Undercovers Hero is a mess. In the great tradition of messes, its title doesn’t make sense, although it does serve to convey a category of leeringly mutual understanding between filmmaker and filmwatcher, exploiter and exploitee. If the title actually referred to anyone, it would have to be Undercovers Heroines, thereby designating the half-dozen or so filles de joie who service the clientele of a Parisian brothel that is almost a national shrine and who, when history, duty, and coincidence converge to form a ramshackle ménage-à-trois in the France of 1940, turn Free French agents and begin giving their Nazi occupiers sendoffs beyond their wildest expectations. But far from being Undercovers Heroines, Undercovers Hero isn’t even Soft Beds, Hard Battles, the movie that the Boulting brothers (once-beloved auteurs of Private’s Progress, I’m All Right, Jack, etc.) made in 1973. What was surely already a queasy playing-fast-and-loose with both underground legend and the (if we may make so irreverent) conventions of history has been bludgeoned into a new misshape so puerile, so predictable, so facilely dumb that it crushes rather than enhances any hope of healthily satirical payoff.

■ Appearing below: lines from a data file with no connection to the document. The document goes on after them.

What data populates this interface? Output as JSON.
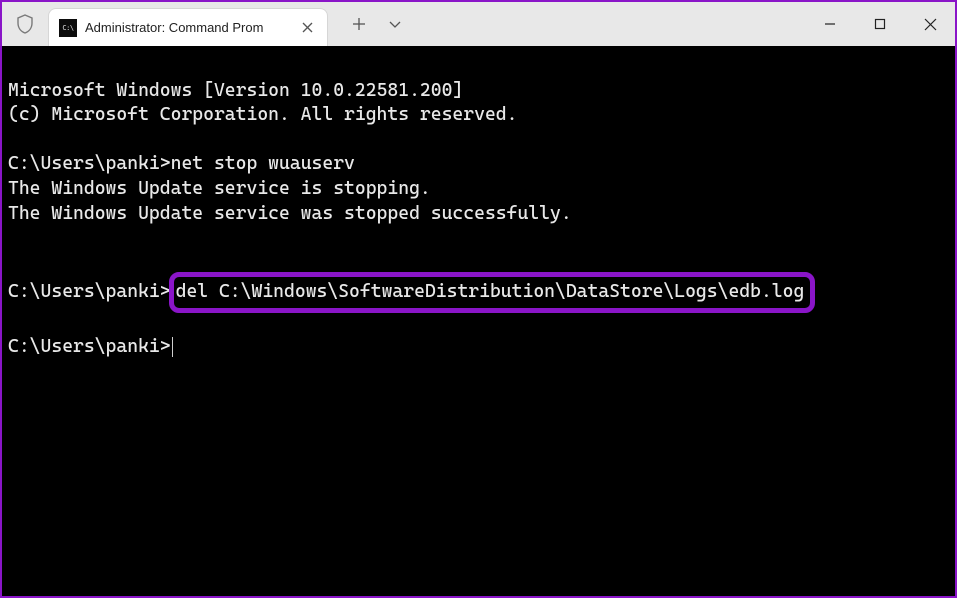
{
  "window": {
    "tab_title": "Administrator: Command Prom",
    "icons": {
      "shield": "shield-icon",
      "tab_app": "cmd-icon",
      "tab_close": "close-icon",
      "new_tab": "plus-icon",
      "dropdown": "chevron-down-icon",
      "minimize": "minimize-icon",
      "maximize": "maximize-icon",
      "window_close": "close-icon"
    }
  },
  "terminal": {
    "lines": {
      "l0": "Microsoft Windows [Version 10.0.22581.200]",
      "l1": "(c) Microsoft Corporation. All rights reserved.",
      "l2": "",
      "l3_prompt": "C:\\Users\\panki>",
      "l3_cmd": "net stop wuauserv",
      "l4": "The Windows Update service is stopping.",
      "l5": "The Windows Update service was stopped successfully.",
      "l6": "",
      "l7": "",
      "l8_prompt": "C:\\Users\\panki>",
      "l8_cmd": "del C:\\Windows\\SoftwareDistribution\\DataStore\\Logs\\edb.log",
      "l9": "",
      "l10_prompt": "C:\\Users\\panki>"
    }
  },
  "colors": {
    "accent": "#8a15c8",
    "terminal_bg": "#000000",
    "terminal_fg": "#e8e8e8",
    "titlebar_bg": "#e8e8e8",
    "tab_bg": "#ffffff"
  }
}
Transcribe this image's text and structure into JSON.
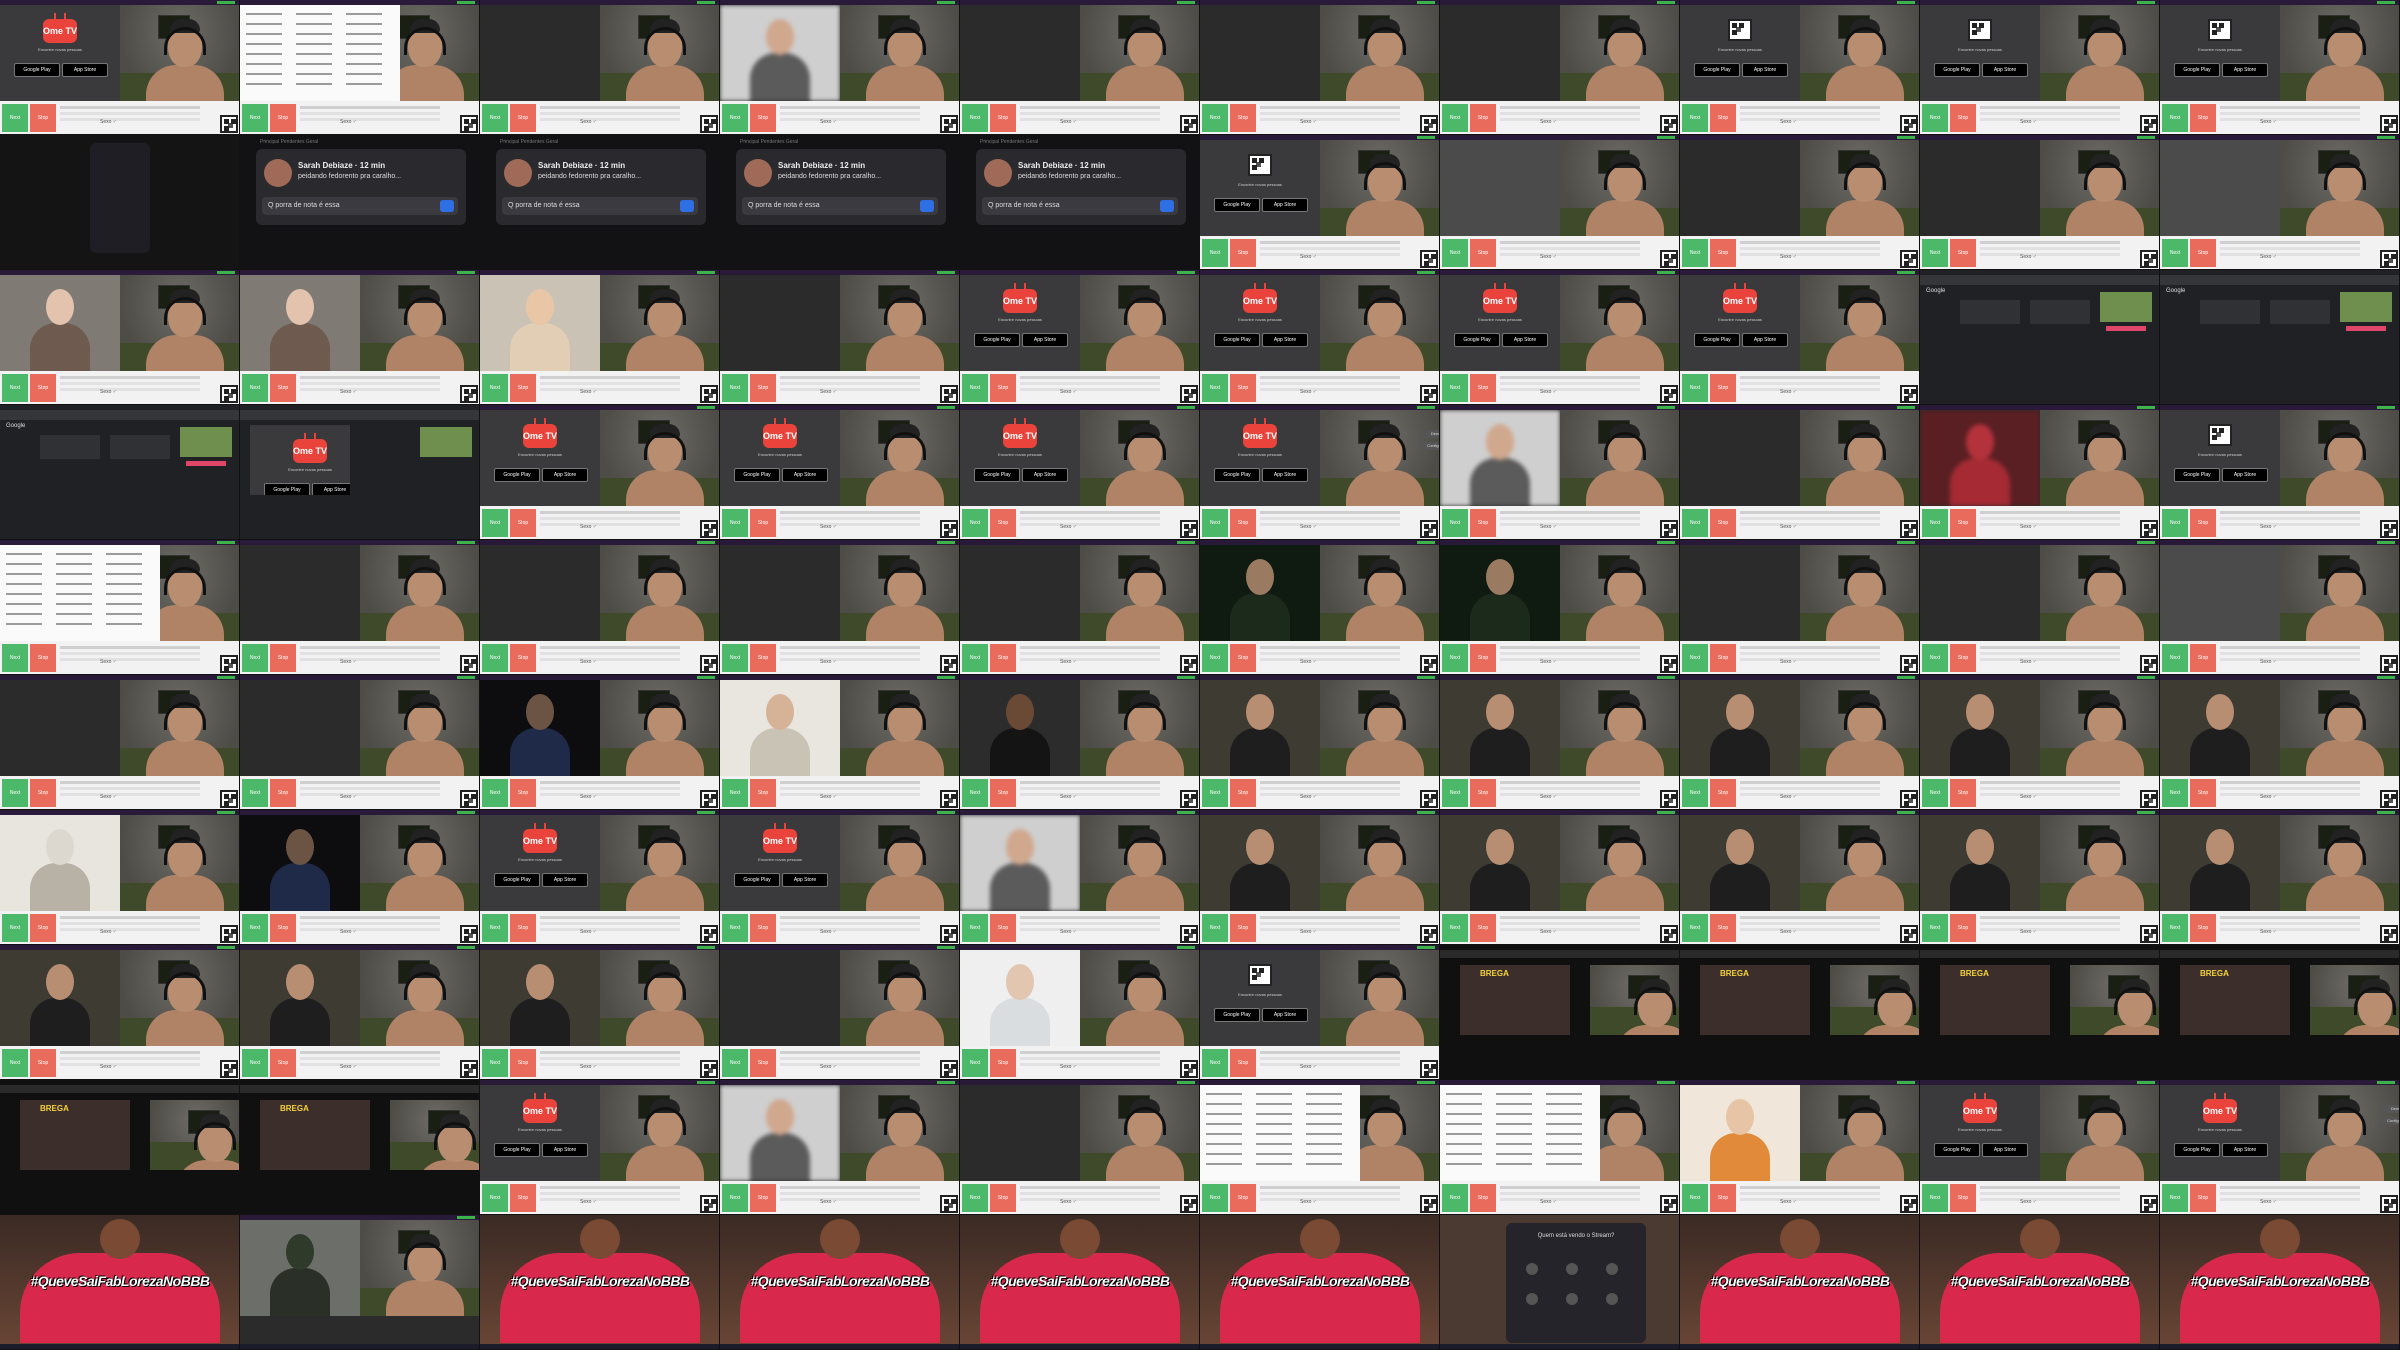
{
  "labels": {
    "next": "Next",
    "stop": "Stop",
    "flags": "Sexo ♂",
    "ome_logo": "Ome TV",
    "ome_sub": "Encontre novas pessoas",
    "google_play": "Google Play",
    "app_store": "App Store",
    "google": "Google",
    "notif_name": "Sarah Debiaze · 12 min",
    "notif_msg": "peidando fedorento pra caralho...",
    "notif_reply": "Q porra de nota é essa",
    "notif_tabs": "Principal   Pendentes   Geral",
    "banner_text": "#QueveSaiFabLorezaNoBBB",
    "player_title": "BREGA",
    "dialog_title": "Quem está vendo o Stream?",
    "report": "Denunciar",
    "configurations": "Configurações"
  },
  "grid": {
    "columns": 10,
    "rows": 10,
    "tiles": [
      [
        "promo",
        "menu",
        "stream",
        "blurface",
        "stream",
        "stream",
        "stream",
        "qrpromo",
        "qrpromo",
        "qrpromo"
      ],
      [
        "phone",
        "notif",
        "notif",
        "notif",
        "notif",
        "qrpromo",
        "fog",
        "stream",
        "stream",
        "fog"
      ],
      [
        "girl",
        "girl",
        "man",
        "stream",
        "promo",
        "promo",
        "promo",
        "promo",
        "google",
        "google"
      ],
      [
        "google",
        "promo2",
        "promo",
        "promo",
        "promo",
        "promopills",
        "blurface",
        "stream",
        "redblur",
        "qrpromo"
      ],
      [
        "menu",
        "stream",
        "stream",
        "stream",
        "stream",
        "hoodie",
        "hoodie",
        "stream",
        "stream",
        "fog"
      ],
      [
        "stream",
        "stream",
        "dude",
        "beard",
        "beanie",
        "guy",
        "guy",
        "guy",
        "guy",
        "guy"
      ],
      [
        "room",
        "dude",
        "promo",
        "promo",
        "blurface",
        "guy",
        "guy",
        "guy",
        "guy",
        "guy"
      ],
      [
        "guy",
        "guy",
        "guy",
        "stream",
        "guitar",
        "qrpromo",
        "player",
        "player",
        "player",
        "player"
      ],
      [
        "player",
        "player",
        "promo",
        "blurface",
        "stream",
        "menu",
        "menu",
        "arm",
        "promo",
        "promopills"
      ],
      [
        "banner",
        "bedroom",
        "banner",
        "banner",
        "banner",
        "banner",
        "dialog",
        "banner",
        "banner",
        "banner"
      ]
    ]
  }
}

The ploy: Load this anecdote of boardingschool-sex-jokes-as-history with a running commentary by a disembodied American—and probably Presidential—voice that occasionally suggests LBJ, once or twice JFK, but mostly Richard Milhaus Nixon—a Nixon, moreover, whose unwittingly (and witlessly) sexual metaphors are mingled freely with all manner of Watergate and impeachment references that postdate the time of the film’s original release. It’s all very well to attempt—with a sense of responsibility, and more than a little aesthetic courage and ingenuity—a de-mythologization of recent history, as Lester, most notably, hazarded in How I Won the War. But this film—in its present version, at least—amounts to nothing more than a gross wallow equally contemptible for its indifference to basic competence (like keeping characterizations coherent from one scene to the next) and for its callous nods to the fact that, after all, a lot of people really did get killed during that war (I suspect that someone was engaged to murmur “Black humour, old boy, black humour” whenever one Boulting or the other looked as if he were about to have second—or first—thoughts about the morality of their yoks, as though what Lester were going for, however unsuccessfully, in How I Won the War came easily, and black humor were the inevitable byproduct of any collision between mortality and mirth).

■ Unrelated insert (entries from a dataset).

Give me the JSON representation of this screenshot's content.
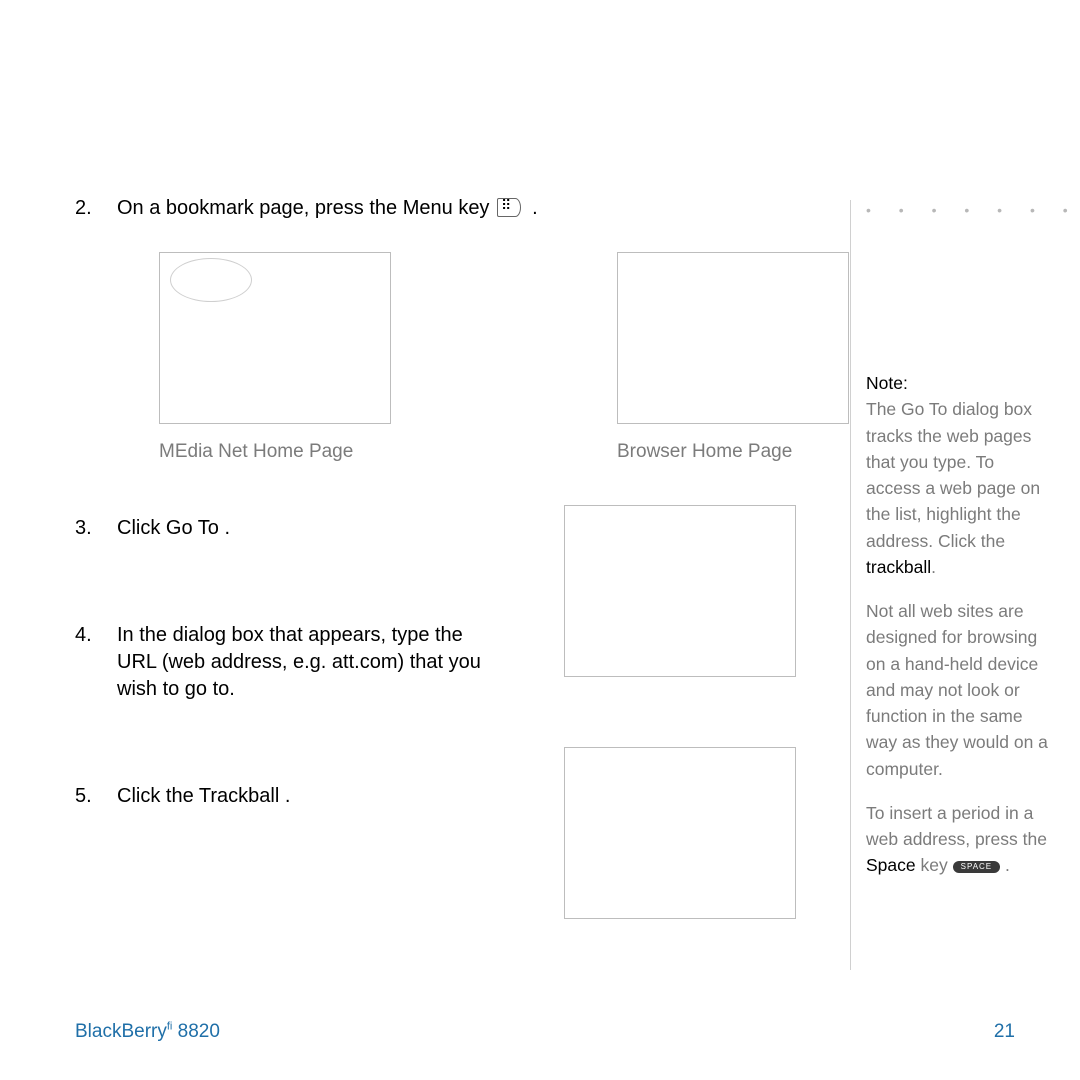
{
  "steps": {
    "s2_pre": "On a bookmark page, press the",
    "s2_menu_text": "Menu",
    "s2_post": "key",
    "s3_pre": "Click",
    "s3_em": "Go To",
    "s3_post": ".",
    "s4": "In the dialog box that appears, type the URL (web address, e.g. att.com) that you wish to go to.",
    "s5_pre": "Click the",
    "s5_em": "Trackball",
    "s5_post": "."
  },
  "figures": {
    "left_caption": "MEdia Net Home Page",
    "right_caption": "Browser Home Page"
  },
  "sidebar": {
    "note_label": "Note:",
    "p1a": "The Go To dialog box tracks the web pages that you type. To access a web page on the list, highlight the address. Click the",
    "p1_strong": "trackball",
    "p1b": ".",
    "p2": "Not all web sites are designed for browsing on a hand-held device and may not look or function in the same way as they would on a computer.",
    "p3a": "To insert a period in a web address, press the",
    "p3_strong": "Space",
    "p3b": "key",
    "p3_keycap": "SPACE",
    "p3c": "."
  },
  "footer": {
    "brand": "BlackBerry",
    "reg": "fi",
    "model": "8820",
    "page_number": "21"
  }
}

Peter Sellers plays six different roles, which might have injected some salutary jolts into the picture if he’d been permitted to pop up here, there, and everywhere as the movie jostled along, instead of having all the roles announced in the opening credits (“Peter Sellers as Adolf Hitler—I can’t wait!” Yes you can.). He has his moments, unconquerably, and provides most of the minimal pleasure the production affords. For the rest, we must wonder all over again why the Dr. Strangeloves and Return of the Pink Panthers have to be so far apart, and why what lies between has to be so far beneath contempt. Also, Undercovers Hero typifies the sort of cinematic graveyard to which too many momentarily arresting performers must be condemned after a single moment of glory: Lila Kedrova, Zorba the Greek‘s manic old party girl; Béatrice Romand, the unforgettable Laura of Claire’s Knee; and, as one of the ladies of the house, Hylette Adolph, the girl with the (as one admirably candid reviewer observed at the time) “heartbreakingly beautiful breasts” in Fellini Satyricon. (She still has them and they still are.)
Direction: Roy Boulting. Screenplay: Leo Marks, Roy Boulting. Cinematography: Gilbert Taylor. Production: John Boulting.

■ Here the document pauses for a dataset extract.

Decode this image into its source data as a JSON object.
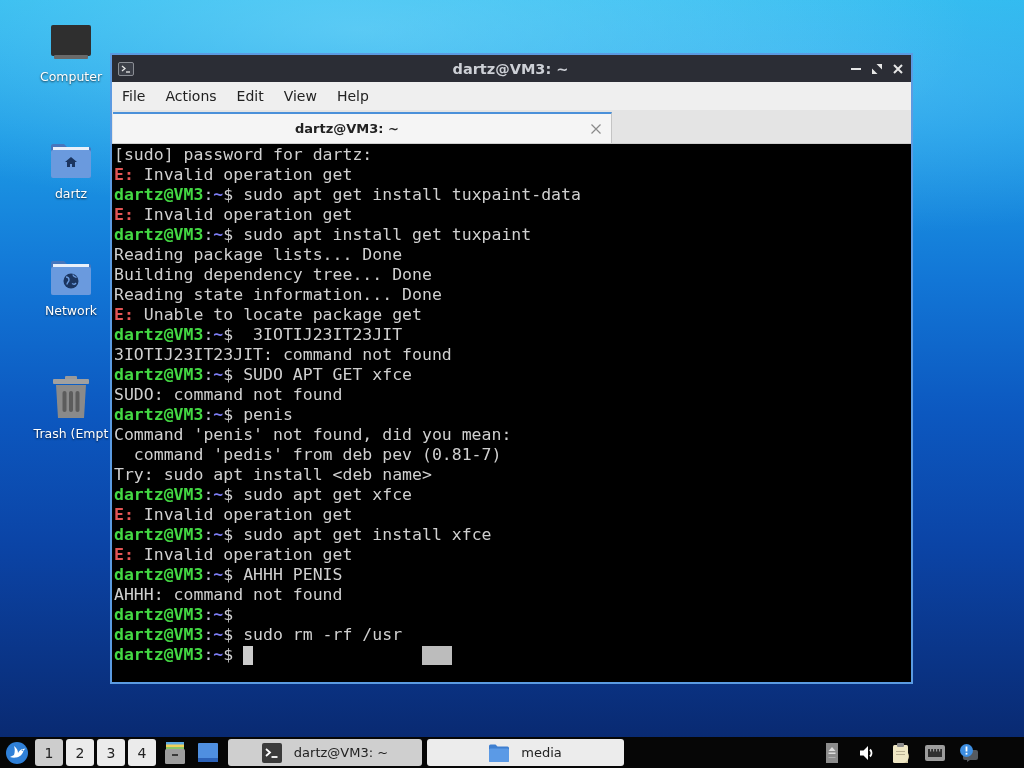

The players: Peter Sellers, Lila Kedrova, Béatrice Romand, Rex Stallings, Curt Jurgens.
Copyright © 1975 Richard T. Jameson